Comment: Cruz and Trump are resorting to name-calling. Plus, Cruz is evading the question, refusing to answer whether he will support Trump, should Trump become the GOP nominee.

***
"So often in the past there's been a sharp division between left and right, between capitalist and communist or socialist. And especially in the Americas, that's been a big debate, right? Oh, you know, you're a capitalist Yankee dog, and oh, you know, you're some crazy communist that's going to take away everybody's property. And I mean, those are interesting intellectual arguments, but I think for your generation, you should be practical and just choose from what works. You don't have to worry about whether it neatly fits into socialist theory or capitalist theory -- you should just decide what works."
-- President Barack Obama, March 23, 2016.
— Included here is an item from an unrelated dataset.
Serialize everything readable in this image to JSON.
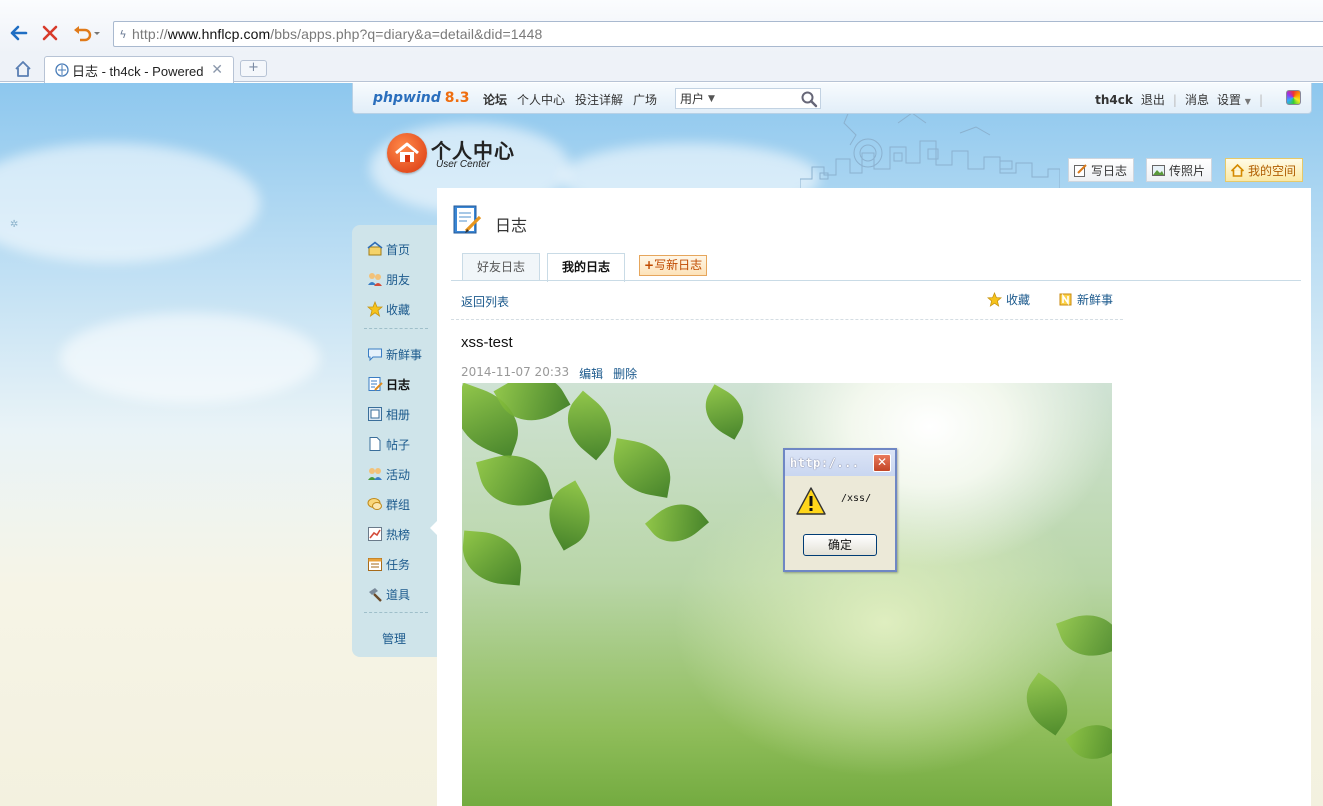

Comment: It is a platitude to say that people should do what works, that they should be pragmatists rather than ideologues. A believe about what "works" is none other than an ideology. Communists believe that centralized government control of the economy works; capitalists believe that free markets work. Given how complicated human behavior is, and how difficult it is to study, perhaps it's true that communist ideology is not 100% right or 100% wrong in its belief about what works, and perhaps the same is true of capitalism. But that doesn't mean abandoning ideology. Anyone who claims to be a pragmatist has to take a stand on what works; the moment they do, they have an ideology (i.e., an idea about how things should be done).
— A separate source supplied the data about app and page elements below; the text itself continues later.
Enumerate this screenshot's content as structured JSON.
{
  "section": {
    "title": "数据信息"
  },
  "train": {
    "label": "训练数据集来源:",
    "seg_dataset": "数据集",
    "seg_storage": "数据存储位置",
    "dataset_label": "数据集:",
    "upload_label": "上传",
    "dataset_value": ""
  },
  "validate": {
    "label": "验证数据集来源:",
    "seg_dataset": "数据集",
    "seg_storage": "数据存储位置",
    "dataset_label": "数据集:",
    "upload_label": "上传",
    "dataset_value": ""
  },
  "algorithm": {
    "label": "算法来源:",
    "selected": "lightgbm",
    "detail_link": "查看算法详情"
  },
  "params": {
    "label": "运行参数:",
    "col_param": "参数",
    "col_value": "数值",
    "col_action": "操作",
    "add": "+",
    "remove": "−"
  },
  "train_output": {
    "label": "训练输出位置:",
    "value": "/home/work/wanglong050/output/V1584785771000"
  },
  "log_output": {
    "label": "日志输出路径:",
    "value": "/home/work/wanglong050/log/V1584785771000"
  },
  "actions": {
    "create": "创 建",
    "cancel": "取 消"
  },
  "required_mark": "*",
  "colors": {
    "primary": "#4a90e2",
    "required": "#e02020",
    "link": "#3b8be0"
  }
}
***
"She always finds a way to make something good happen, to make people feel empowered, to buy people into the process, to make democracy work the way the Framers intended for it to work. Now, if you don’t believe that we can all grow together again, if you don’t believe that we’re ever going to grow again, if you believe it’s more important to relitigate the past, there may be many reasons that you don’t want to support her. But if you believe we can all rise together, if you believe we’ve finally come to the point where we can put the awful legacy of the last eight years behind us and the seven years before that when we were practicing trickle-down economics and no regulation in Washington, which is what caused the crash, then you should vote for her."
-- Former President Bill Clinton, March 21, 2016, referring to his wife, Democratic presidential contender former Secretary of State Hillary Clinton. Hillary Clinton later clarified that the "awful legacy of the last eight years" her husband referred to was the hostility of Republicans to President Barack Obama.
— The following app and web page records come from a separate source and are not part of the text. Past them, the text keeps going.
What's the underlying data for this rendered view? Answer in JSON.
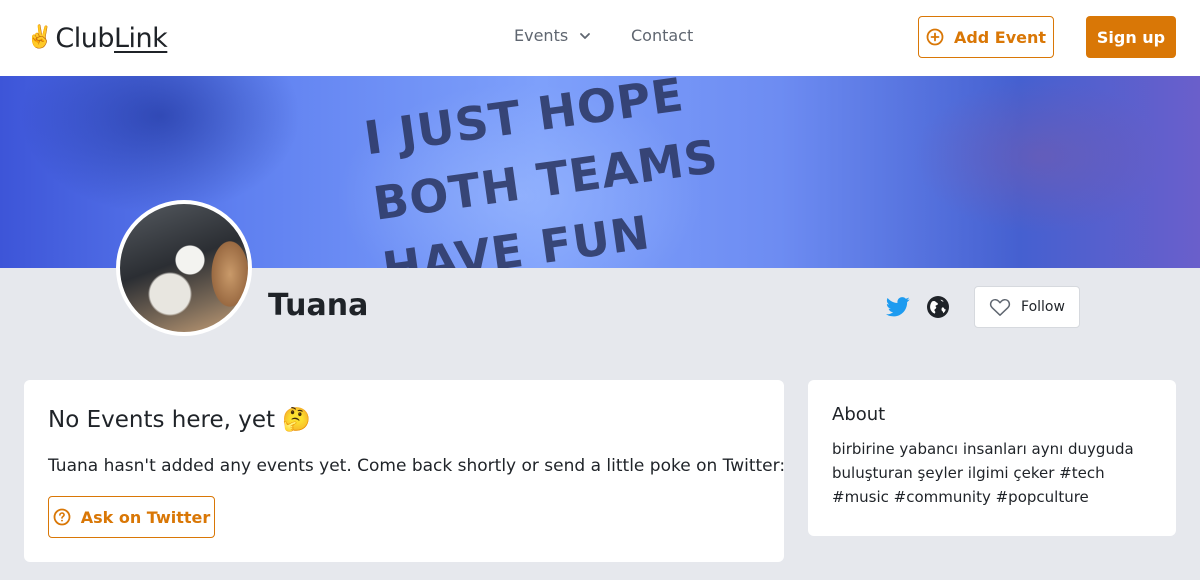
{
  "header": {
    "logo_emoji": "✌️",
    "logo_club": "Club",
    "logo_link": "Link",
    "nav": {
      "events_label": "Events",
      "contact_label": "Contact"
    },
    "add_event_label": "Add Event",
    "sign_up_label": "Sign up"
  },
  "cover": {
    "text": "I JUST HOPE\nBOTH TEAMS\nHAVE FUN"
  },
  "profile": {
    "name": "Tuana",
    "follow_label": "Follow",
    "icons": [
      "twitter-icon",
      "globe-icon",
      "heart-icon"
    ]
  },
  "events_card": {
    "title": "No Events here, yet 🤔",
    "text": "Tuana hasn't added any events yet. Come back shortly or send a little poke on Twitter:",
    "button_label": "Ask on Twitter"
  },
  "about_card": {
    "title": "About",
    "text": "birbirine yabancı insanları aynı duyguda buluşturan şeyler ilgimi çeker #tech #music #community #popculture"
  },
  "colors": {
    "accent": "#d97706",
    "twitter": "#1d9bf0",
    "background": "#e6e8ed"
  }
}
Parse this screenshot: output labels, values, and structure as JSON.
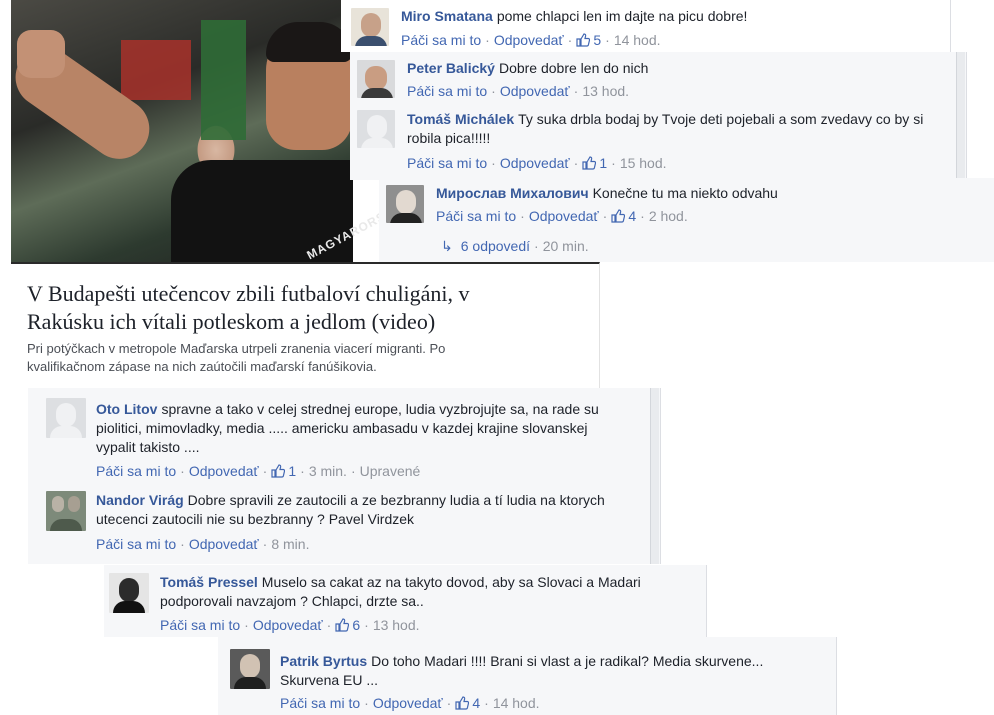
{
  "article": {
    "title": "V Budapešti utečencov zbili futbaloví chuligáni, v Rakúsku ich vítali potleskom a jedlom (video)",
    "description": "Pri potýčkach v metropole Maďarska utrpeli zranenia viacerí migranti. Po kvalifikačnom zápase na nich zaútočili maďarskí fanúšikovia.",
    "photo_text": "MAGYARORSZÁG"
  },
  "actions": {
    "like": "Páči sa mi to",
    "reply": "Odpovedať",
    "edited": "Upravené"
  },
  "comments": [
    {
      "name": "Miro Smatana",
      "text": "pome chlapci len im dajte na picu dobre!",
      "likes": "5",
      "time": "14 hod."
    },
    {
      "name": "Peter Balický",
      "text": "Dobre dobre len do nich",
      "likes": "",
      "time": "13 hod."
    },
    {
      "name": "Tomáš Michálek",
      "text": "Ty suka drbla bodaj by Tvoje deti pojebali a som zvedavy co by si robila pica!!!!!",
      "likes": "1",
      "time": "15 hod."
    },
    {
      "name": "Мирослав Михалович",
      "text": "Konečne tu ma niekto odvahu",
      "likes": "4",
      "time": "2 hod.",
      "replies": "6 odpovedí",
      "replies_time": "20 min."
    },
    {
      "name": "Oto Litov",
      "text": "spravne a tako v celej strednej europe, ludia vyzbrojujte sa, na rade su piolitici, mimovladky, media ..... americku ambasadu v kazdej krajine slovanskej vypalit takisto ....",
      "likes": "1",
      "time": "3 min."
    },
    {
      "name": "Nandor Virág",
      "text": "Dobre spravili ze zautocili a ze bezbranny ludia a tí ludia na ktorych utecenci zautocili nie su bezbranny ? Pavel Virdzek",
      "likes": "",
      "time": "8 min."
    },
    {
      "name": "Tomáš Pressel",
      "text": "Muselo sa cakat az na takyto dovod, aby sa Slovaci a Madari podporovali navzajom ? Chlapci, drzte sa..",
      "likes": "6",
      "time": "13 hod."
    },
    {
      "name": "Patrik Byrtus",
      "text": "Do toho Madari !!!! Brani si vlast a je radikal? Media skurvene... Skurvena EU ...",
      "likes": "4",
      "time": "14 hod."
    }
  ]
}
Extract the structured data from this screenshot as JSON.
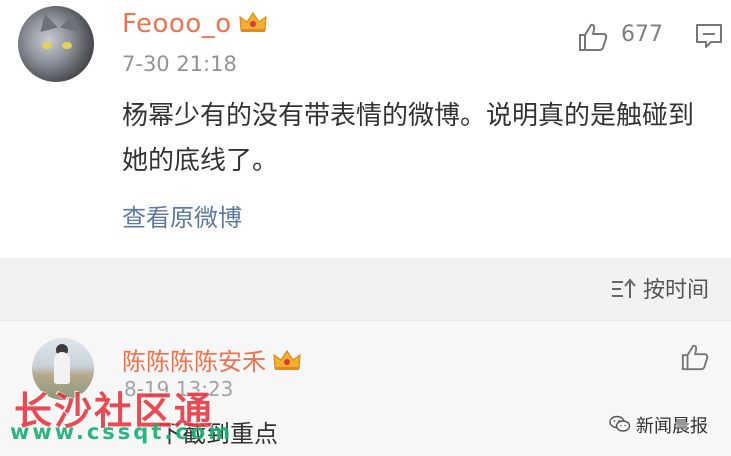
{
  "post": {
    "author": "Feooo_o",
    "time": "7-30 21:18",
    "like_count": "677",
    "text": "杨幂少有的没有带表情的微博。说明真的是触碰到她的底线了。",
    "view_original": "查看原微博"
  },
  "sort": {
    "label": "按时间"
  },
  "comment": {
    "author": "陈陈陈陈安禾",
    "time": "8-19 13:23",
    "text": "下截到重点"
  },
  "watermark": {
    "logo": "长沙社区通",
    "url": "www.cssqt.com"
  },
  "source": {
    "label": "新闻晨报"
  },
  "colors": {
    "name": "#eb7350",
    "link": "#5d7a9e",
    "crown": "#f0b030",
    "watermark_red": "#e8343f",
    "watermark_green": "#16b070"
  }
}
Comment: This is "rehashing the past" rhetoric. Why is it wrong for people to criticize Hillary Clinton's past? Why is it OK for Bill Clinton to criticize – "relitigate"? – the past of the GOP? Plus, President Clinton's remarks about the "awful legacy of the last eight years" were ambiguous in their reference; many thought he was saying that Obama's presidency had been awful.

***
Of course, Republicans have known for a long time that Hillary Clinton is an unusually strong candidate, and this terrifies them. So they have seized on talking points like Benghazi (for which she bears little or no responsibility) and her email scandal.
-- Pundit Jay Parini, March 21, 2016, referring to Democratic presidential contender former Secretary of State Hillary Clinton.

Comment: First, this is "talking points" rhetoric. There's nothing inherently wrong with people using talking points (assuming, for the sake of argument, that this is what Republicans are doing). What matters is whether the talking points are true and relevant. Second, Parini is saying the Republicans have political motives for criticizing Clinton on Benghazi and her email server. Even that's true, it tells us nothing about whether or not those criticisms are true and relevant. To dismiss the criticisms because of political motives is flawed; it's ad hominem reasoning. Should we dismiss Clinton's defense against criticism because she has political motives to defend herself? No, because that would likewise be ad hominem.